• _What to produce_:
Print what the records say exactly, and omit the pictures.

• _Records for the exercise_:
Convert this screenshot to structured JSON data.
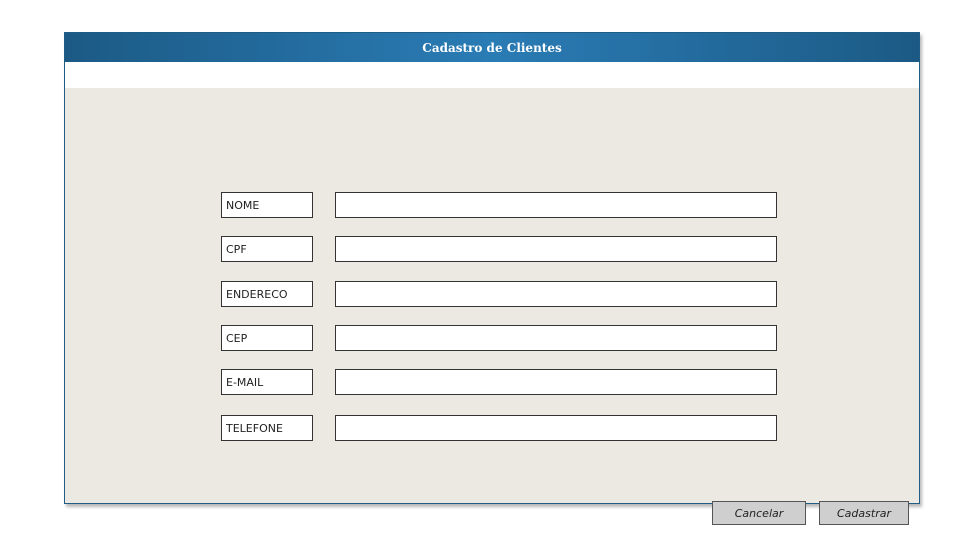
{
  "window": {
    "title": "Cadastro de Clientes"
  },
  "form": {
    "fields": [
      {
        "label": "NOME",
        "value": ""
      },
      {
        "label": "CPF",
        "value": ""
      },
      {
        "label": "ENDERECO",
        "value": ""
      },
      {
        "label": "CEP",
        "value": ""
      },
      {
        "label": "E-MAIL",
        "value": ""
      },
      {
        "label": "TELEFONE",
        "value": ""
      }
    ]
  },
  "actions": {
    "cancel_label": "Cancelar",
    "submit_label": "Cadastrar"
  },
  "colors": {
    "titlebar": "#2a7cb5",
    "content_background": "#ece9e2",
    "button_background": "#cfcfcf"
  }
}
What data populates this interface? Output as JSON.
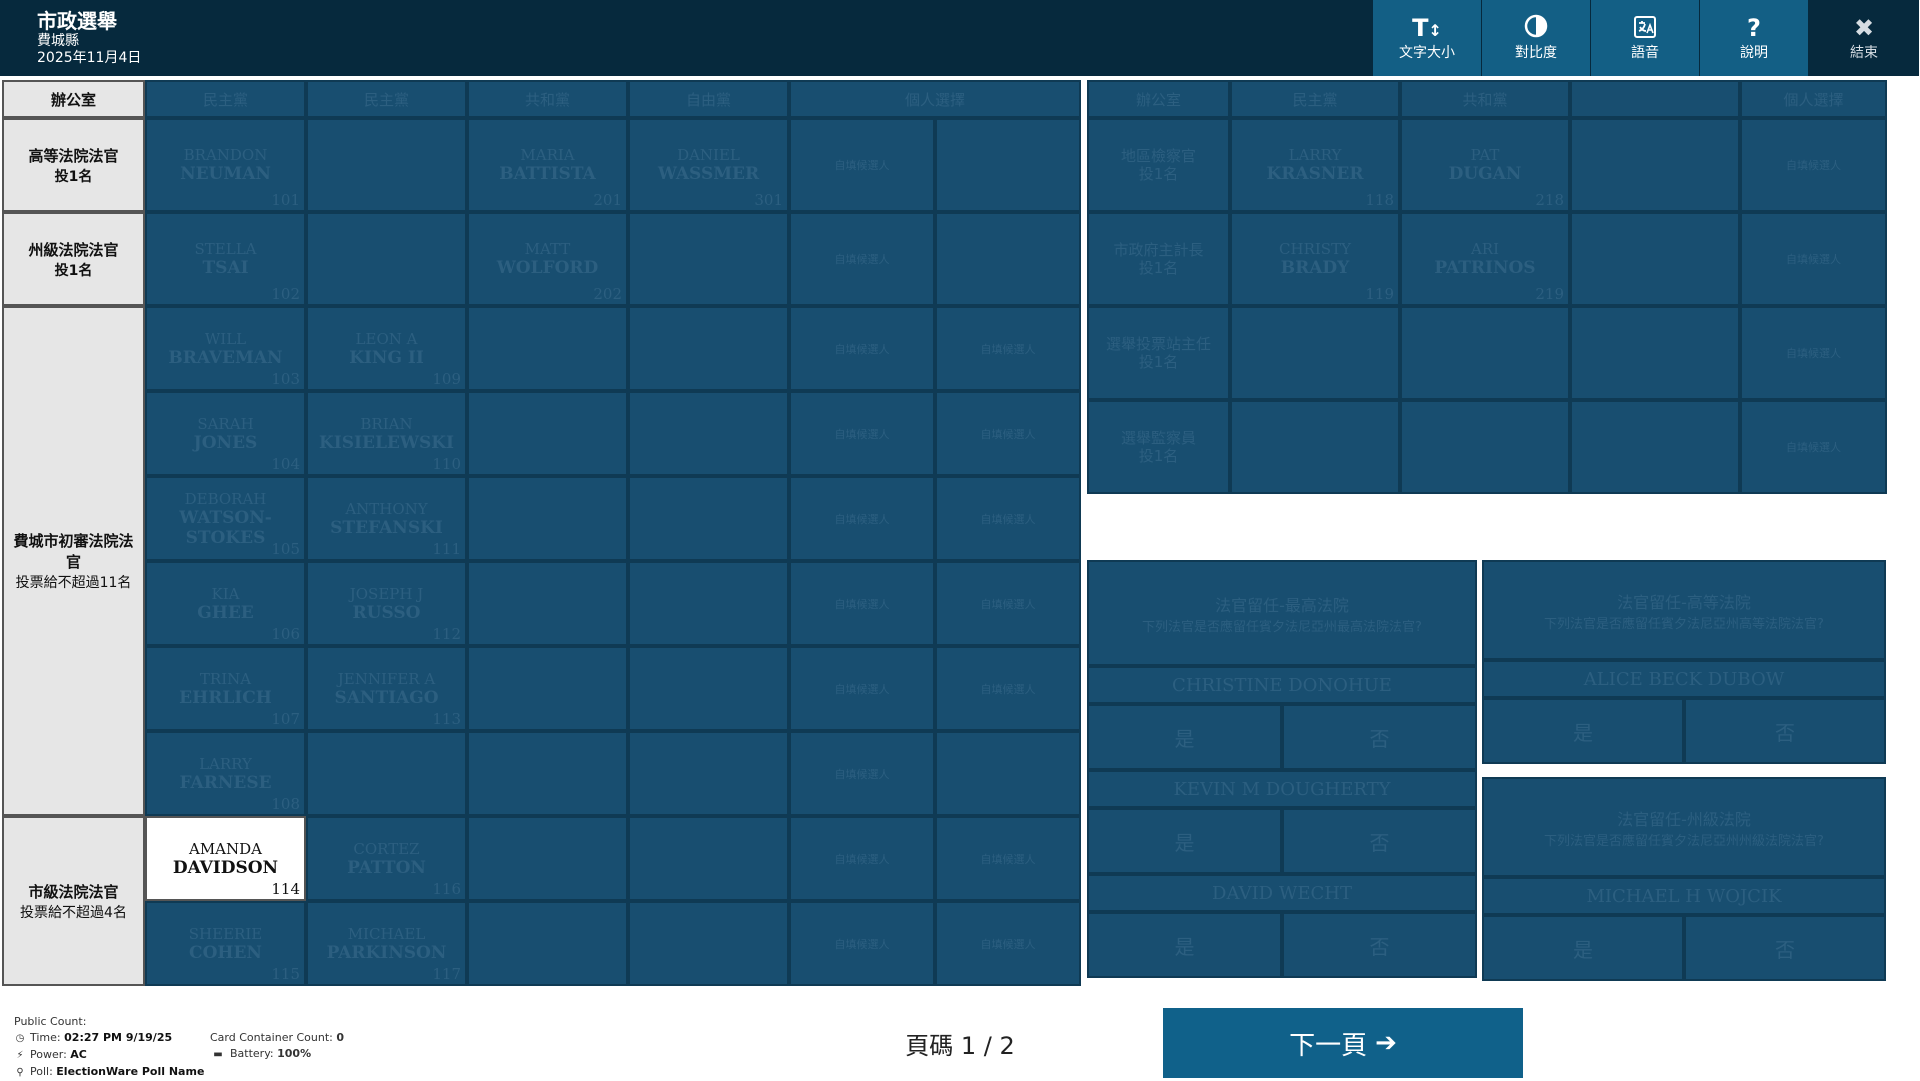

• _Problem solution_:
Convert this screenshot to structured JSON data.
{
  "window": {
    "title": "Cadastro de Clientes"
  },
  "form": {
    "fields": [
      {
        "label": "NOME",
        "value": ""
      },
      {
        "label": "CPF",
        "value": ""
      },
      {
        "label": "ENDERECO",
        "value": ""
      },
      {
        "label": "CEP",
        "value": ""
      },
      {
        "label": "E-MAIL",
        "value": ""
      },
      {
        "label": "TELEFONE",
        "value": ""
      }
    ]
  },
  "actions": {
    "cancel_label": "Cancelar",
    "submit_label": "Cadastrar"
  },
  "colors": {
    "titlebar": "#2a7cb5",
    "content_background": "#ece9e2",
    "button_background": "#cfcfcf"
  }
}
What data populates this interface? Output as JSON.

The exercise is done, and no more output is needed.